Material for this task Block Start

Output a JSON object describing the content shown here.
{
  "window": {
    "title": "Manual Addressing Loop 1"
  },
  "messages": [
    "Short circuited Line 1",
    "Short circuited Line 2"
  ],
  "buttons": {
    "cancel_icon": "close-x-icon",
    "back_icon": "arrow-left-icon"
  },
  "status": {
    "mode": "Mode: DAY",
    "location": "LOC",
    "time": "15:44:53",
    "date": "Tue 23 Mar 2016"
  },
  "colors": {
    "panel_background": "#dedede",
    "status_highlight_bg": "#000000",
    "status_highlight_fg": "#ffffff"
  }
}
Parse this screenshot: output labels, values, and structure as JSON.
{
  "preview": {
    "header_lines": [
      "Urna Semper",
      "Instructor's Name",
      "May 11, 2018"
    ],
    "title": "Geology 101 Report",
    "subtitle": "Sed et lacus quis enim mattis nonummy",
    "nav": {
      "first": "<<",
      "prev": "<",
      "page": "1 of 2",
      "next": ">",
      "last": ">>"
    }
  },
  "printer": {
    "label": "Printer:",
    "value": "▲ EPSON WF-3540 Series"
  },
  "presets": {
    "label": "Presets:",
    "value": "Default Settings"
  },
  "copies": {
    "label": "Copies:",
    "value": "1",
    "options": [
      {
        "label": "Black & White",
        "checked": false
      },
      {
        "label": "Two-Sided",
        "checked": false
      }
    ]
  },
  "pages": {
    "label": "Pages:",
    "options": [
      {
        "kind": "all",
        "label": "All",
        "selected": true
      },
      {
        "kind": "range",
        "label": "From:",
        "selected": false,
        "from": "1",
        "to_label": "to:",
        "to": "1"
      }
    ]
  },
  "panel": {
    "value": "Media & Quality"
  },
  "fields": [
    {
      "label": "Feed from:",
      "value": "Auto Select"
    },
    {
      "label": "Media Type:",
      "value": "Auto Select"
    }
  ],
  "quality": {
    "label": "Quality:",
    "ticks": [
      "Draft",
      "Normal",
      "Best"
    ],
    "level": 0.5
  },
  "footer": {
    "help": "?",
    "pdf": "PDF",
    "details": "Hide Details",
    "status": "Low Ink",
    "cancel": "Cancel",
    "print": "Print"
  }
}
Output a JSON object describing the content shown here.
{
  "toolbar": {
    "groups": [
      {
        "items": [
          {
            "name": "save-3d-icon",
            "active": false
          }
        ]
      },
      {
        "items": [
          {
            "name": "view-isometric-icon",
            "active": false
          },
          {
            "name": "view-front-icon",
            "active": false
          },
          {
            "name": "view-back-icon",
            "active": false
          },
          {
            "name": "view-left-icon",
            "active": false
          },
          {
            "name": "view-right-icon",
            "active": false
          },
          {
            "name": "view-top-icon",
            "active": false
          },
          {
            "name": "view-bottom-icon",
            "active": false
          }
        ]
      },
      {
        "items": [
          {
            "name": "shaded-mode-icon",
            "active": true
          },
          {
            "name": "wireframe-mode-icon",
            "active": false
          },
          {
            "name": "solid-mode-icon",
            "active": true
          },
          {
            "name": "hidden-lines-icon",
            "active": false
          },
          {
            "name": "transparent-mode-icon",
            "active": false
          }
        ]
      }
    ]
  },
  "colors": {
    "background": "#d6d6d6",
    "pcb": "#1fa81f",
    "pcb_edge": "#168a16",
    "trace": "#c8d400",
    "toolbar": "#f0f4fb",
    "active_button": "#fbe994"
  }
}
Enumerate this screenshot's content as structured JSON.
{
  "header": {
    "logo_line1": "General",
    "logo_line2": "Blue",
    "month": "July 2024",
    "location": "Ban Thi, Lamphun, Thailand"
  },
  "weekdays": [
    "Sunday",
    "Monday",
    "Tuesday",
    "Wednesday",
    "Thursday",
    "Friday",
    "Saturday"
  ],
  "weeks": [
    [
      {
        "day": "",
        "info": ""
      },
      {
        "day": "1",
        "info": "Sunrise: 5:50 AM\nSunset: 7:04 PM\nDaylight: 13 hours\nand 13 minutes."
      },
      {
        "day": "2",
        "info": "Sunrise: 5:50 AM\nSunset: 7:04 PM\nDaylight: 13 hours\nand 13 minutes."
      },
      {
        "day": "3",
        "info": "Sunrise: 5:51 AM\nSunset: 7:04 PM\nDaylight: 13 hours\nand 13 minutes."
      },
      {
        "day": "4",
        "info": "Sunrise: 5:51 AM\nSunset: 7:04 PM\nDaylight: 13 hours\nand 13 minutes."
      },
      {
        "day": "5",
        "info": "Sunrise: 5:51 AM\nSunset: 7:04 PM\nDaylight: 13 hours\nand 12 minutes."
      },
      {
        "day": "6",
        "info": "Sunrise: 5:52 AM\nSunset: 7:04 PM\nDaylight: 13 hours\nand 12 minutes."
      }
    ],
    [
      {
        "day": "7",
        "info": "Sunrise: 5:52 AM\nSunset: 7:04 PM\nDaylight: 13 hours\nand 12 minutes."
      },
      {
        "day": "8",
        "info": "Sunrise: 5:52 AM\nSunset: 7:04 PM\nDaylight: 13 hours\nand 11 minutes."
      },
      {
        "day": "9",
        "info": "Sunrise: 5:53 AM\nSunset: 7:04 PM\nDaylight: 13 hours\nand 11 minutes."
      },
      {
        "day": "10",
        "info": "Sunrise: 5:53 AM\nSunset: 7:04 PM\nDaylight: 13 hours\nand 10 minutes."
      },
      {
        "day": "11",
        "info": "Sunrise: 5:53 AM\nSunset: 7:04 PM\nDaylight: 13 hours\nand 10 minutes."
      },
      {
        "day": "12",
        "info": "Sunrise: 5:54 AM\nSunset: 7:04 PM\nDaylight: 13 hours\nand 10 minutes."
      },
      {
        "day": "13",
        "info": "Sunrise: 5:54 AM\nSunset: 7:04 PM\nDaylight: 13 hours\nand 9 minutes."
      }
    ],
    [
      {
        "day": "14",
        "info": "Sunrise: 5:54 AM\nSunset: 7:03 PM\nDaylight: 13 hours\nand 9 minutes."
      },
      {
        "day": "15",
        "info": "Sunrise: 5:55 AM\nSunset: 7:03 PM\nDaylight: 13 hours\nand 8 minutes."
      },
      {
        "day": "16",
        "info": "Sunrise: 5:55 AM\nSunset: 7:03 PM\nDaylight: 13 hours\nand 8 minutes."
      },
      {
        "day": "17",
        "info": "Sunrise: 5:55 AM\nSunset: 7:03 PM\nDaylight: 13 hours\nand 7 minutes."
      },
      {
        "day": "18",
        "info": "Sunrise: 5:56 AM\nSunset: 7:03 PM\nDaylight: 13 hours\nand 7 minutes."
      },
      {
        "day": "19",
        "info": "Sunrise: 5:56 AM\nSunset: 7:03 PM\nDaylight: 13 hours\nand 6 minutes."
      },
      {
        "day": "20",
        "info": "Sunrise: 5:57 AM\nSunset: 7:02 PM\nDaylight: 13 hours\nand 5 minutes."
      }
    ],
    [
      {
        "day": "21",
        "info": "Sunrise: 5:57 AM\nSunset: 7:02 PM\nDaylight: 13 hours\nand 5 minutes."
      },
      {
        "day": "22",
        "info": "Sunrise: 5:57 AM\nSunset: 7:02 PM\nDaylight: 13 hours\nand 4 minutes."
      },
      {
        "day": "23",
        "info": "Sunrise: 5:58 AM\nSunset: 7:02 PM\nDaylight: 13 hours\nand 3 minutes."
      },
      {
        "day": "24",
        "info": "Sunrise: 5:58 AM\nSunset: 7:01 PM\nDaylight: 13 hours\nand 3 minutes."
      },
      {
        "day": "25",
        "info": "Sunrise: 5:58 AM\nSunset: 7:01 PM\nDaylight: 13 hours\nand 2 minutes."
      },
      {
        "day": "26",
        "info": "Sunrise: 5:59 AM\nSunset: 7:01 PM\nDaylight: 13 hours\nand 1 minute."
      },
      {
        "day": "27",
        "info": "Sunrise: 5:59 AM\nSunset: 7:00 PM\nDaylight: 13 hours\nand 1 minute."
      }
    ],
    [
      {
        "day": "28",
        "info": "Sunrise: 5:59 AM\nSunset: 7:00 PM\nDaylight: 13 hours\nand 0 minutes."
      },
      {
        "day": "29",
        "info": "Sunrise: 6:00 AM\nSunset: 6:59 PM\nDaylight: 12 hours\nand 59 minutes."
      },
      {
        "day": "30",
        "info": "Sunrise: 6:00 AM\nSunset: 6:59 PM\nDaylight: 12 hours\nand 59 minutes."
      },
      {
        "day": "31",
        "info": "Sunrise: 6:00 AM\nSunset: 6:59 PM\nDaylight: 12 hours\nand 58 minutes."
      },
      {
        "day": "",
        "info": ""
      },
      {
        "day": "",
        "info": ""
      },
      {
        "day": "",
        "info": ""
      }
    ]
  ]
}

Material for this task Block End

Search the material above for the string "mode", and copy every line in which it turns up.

Completed task:
    "mode": "Mode: DAY",
            "name": "shaded-mode-icon",
            "name": "wireframe-mode-icon",
            "name": "solid-mode-icon",
            "name": "transparent-mode-icon",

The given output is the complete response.